I was saddened to read in the Connecticut Trust for Historic Preservation magazine that the Greenfield Hill Grange No. 133 was "in the process of being given away to a financially sound entity that accepts the building with the Connecticut Trust interior and exterior easements attached." I wonder what this means for the future of the grange?

My husband and I brought up three children within sight of this 100-year-old rural building, and we spent many happy times there. We all brought produce and flowers to be judged, if we were lucky, "best in show" at the fall fair. Saturday night roast beef dinners with Bingo -- first prize, a bag of potatoes -- and Memorial Day, Fourth of July and Labor Day antique shows featuring local treasures were a few of the looked-forward-to events. There was also in the Grand Hall square dancing, plays, pancakes and a special Christmas sale.

The grange was a comfortable place to be, with its open porch and large dining room, where even the family dog was allowed, if it was well-behaved. Visitors from near and far were always given a warm welcome; the kind granges across the country have been offering since their founding 110 years ago.

I hope the community and the State Grange will find means to keep the Greenfield Hill Grange's doors open. Its mission of bringing people together to encourage good husbandry of the land is more important than ever.

Robbie Hodgson

Fairfield
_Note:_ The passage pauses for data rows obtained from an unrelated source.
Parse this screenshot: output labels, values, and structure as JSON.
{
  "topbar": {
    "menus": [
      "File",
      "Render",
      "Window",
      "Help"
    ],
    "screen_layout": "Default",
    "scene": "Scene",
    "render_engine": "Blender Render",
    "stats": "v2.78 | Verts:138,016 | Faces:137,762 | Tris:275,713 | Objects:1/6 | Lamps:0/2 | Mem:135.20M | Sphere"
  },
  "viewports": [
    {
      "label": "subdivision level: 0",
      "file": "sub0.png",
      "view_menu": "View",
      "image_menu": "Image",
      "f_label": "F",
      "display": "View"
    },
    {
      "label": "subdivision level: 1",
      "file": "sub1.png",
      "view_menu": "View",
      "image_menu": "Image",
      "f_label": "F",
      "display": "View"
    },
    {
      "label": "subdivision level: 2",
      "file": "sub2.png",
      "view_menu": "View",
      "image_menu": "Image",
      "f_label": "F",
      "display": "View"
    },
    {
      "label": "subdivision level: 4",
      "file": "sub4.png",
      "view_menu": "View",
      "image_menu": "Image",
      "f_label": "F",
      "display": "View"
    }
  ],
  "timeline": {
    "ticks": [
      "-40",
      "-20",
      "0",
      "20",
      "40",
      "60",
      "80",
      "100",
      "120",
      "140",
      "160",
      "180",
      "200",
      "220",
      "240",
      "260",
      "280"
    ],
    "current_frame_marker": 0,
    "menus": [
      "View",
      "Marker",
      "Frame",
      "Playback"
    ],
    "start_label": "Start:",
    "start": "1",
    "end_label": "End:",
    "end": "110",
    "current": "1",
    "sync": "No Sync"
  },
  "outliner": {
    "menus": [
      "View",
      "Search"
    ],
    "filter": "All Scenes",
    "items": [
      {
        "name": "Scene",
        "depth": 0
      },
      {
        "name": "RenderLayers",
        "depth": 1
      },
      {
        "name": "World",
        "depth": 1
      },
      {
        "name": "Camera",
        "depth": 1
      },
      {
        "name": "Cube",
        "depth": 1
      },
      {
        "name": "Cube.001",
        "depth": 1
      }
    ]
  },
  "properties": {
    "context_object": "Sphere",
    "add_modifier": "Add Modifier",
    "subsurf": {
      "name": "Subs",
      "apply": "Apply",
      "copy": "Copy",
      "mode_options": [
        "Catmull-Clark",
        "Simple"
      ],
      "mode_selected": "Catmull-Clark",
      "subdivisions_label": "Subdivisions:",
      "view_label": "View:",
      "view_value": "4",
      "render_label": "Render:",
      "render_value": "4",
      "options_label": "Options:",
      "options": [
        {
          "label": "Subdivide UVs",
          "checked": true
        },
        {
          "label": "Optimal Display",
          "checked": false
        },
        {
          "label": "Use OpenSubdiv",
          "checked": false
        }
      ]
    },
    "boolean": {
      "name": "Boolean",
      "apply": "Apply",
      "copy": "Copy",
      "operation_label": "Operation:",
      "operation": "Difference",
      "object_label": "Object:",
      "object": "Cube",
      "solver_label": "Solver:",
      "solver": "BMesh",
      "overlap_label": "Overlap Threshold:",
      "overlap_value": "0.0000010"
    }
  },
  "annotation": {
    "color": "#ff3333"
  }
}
Don't let public campaign financing die

The Citizens' Election Program (CEP) is in dire jeopardy. In 2005 Connecticut passed historic legislation that put in place public financing for political campaigns for statewide offices and the General Assembly. This voluntary program is an attempt to limit the role of money from special interest groups in Connecticut's political process. To participate, candidates must agree to abide by certain guidelines, including contribution and expenditure limits and disclosure requirements.

The law was declared unconstitutional in August 2009 for discriminating against minor party candidates. It needs fixing. Meanwhile nothing is happening in Hartford, where relationships between special interest groups and legislators dominate the legislative process, shaping agendas, debates and bills. Rather than going public with a vote against public financing, some state legislators have remained silent, happy to see the issue perish under the radar through legislative inaction.
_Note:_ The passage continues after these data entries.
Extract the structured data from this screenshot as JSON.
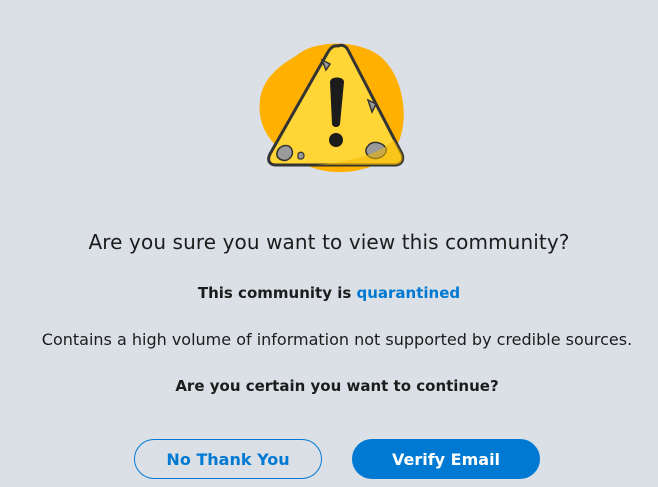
{
  "dialog": {
    "title": "Are you sure you want to view this community?",
    "status_prefix": "This community is",
    "status_link": "quarantined",
    "reason": "Contains a high volume of information not supported by credible sources.",
    "confirm_question": "Are you certain you want to continue?"
  },
  "actions": {
    "decline_label": "No Thank You",
    "verify_label": "Verify Email"
  },
  "illustration": {
    "icon": "warning-triangle-icon",
    "blob_color": "#ffb000",
    "triangle_color": "#ffd635",
    "accent_color": "#0079d3"
  }
}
In the interest of democracy, please tell your Fairfield legislators and General Assembly leaders you support funding and fixing the Citizens' Election Program. Senate Majority Leader Martin Looney: Looney@senatedems.ct.gov; Senate Minority Leader: John.Mckinney@cga.ct.gov; House Majority Leader: Denise.Merrill@cga.ct.gov; House Minority Leader: Lawrence.Cafero@house.gop.ct.gov; Senate Democrats: (800) 842-1420; Senate Republicans: (800) 842-1421; House Democrats: (800) 842-8267; House Republicans: (800) 842-8270.

Charlotte Garrell and Pat Reilly,
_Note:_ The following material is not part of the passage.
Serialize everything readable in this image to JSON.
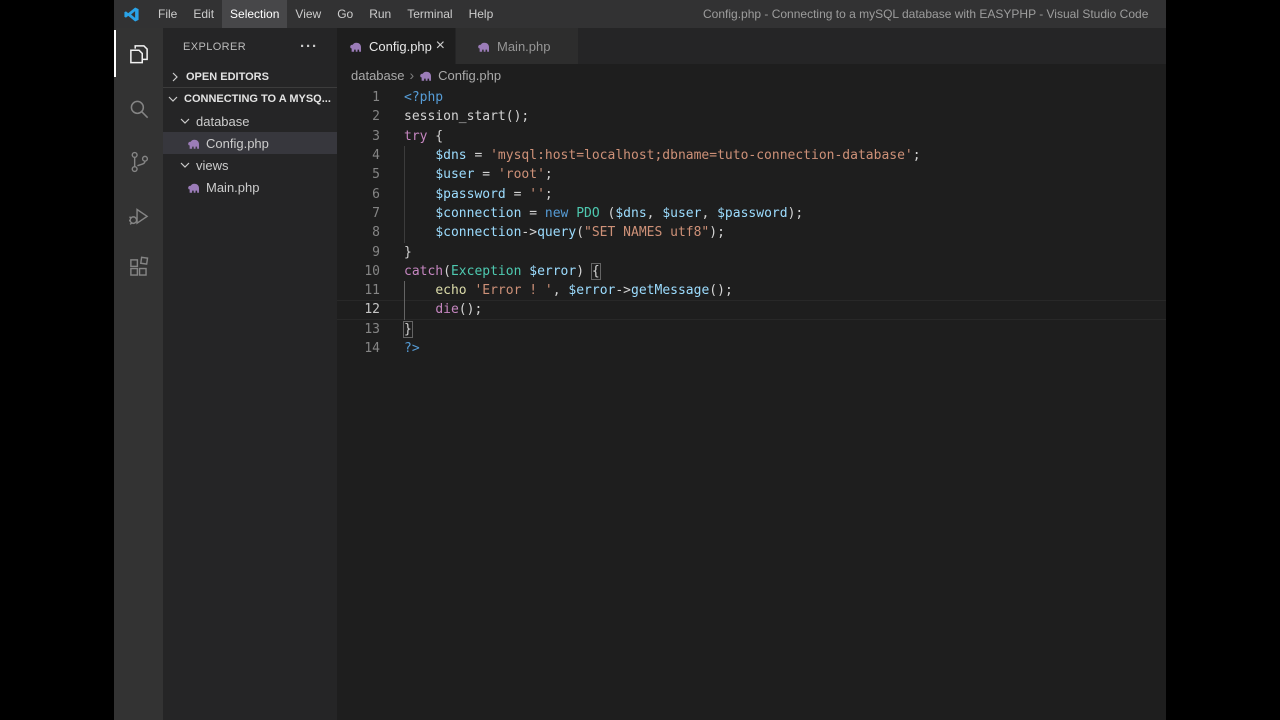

Co-Presidents,

League of Women Voters of Fairfield

Disappointing change

Republican Scott Brown dealt a devastating blow to President Barack Obama's domestic agenda by capturing the Senate seat of the late Edward M. Kennedy. Republican Scott Brown's upset victory in the Massachusetts Senate race sent an prophetic warning to Obama that his promised "change" has been a frightening disappointment to American voters.

Obama and the Democrats rode a wave of anger aimed at the presidency of George W. Bush to victories in 2006 and 2008. Now, a year after Obama was sworn into office, in a dramatic reversal of fortunes, populist anger has turned sharply against the president and his party. A great deal of anger resulting from the billions of precious taxpayer dollars wasted, to bail out the banks that caused our financial troubles, rather than focus on solving the plunging unemployment problem, home foreclosures and bankruptcies, and putting an end to the unwinnable wars. This may their last chance to hear the voice of the American people before the midterm elections turn into a total, unmitigated rout.

A recent Connecticut Post Business headline reported: "Bernanke seeks review of AIG rescue: Says Fed `would welcome' investigation by Congress into bank's bailout role." Obama and his rubber stamp Congress rushed through laws to help the banks, and then hope to impress the public by holding useless investigations.

Dick De Witt

Fairfield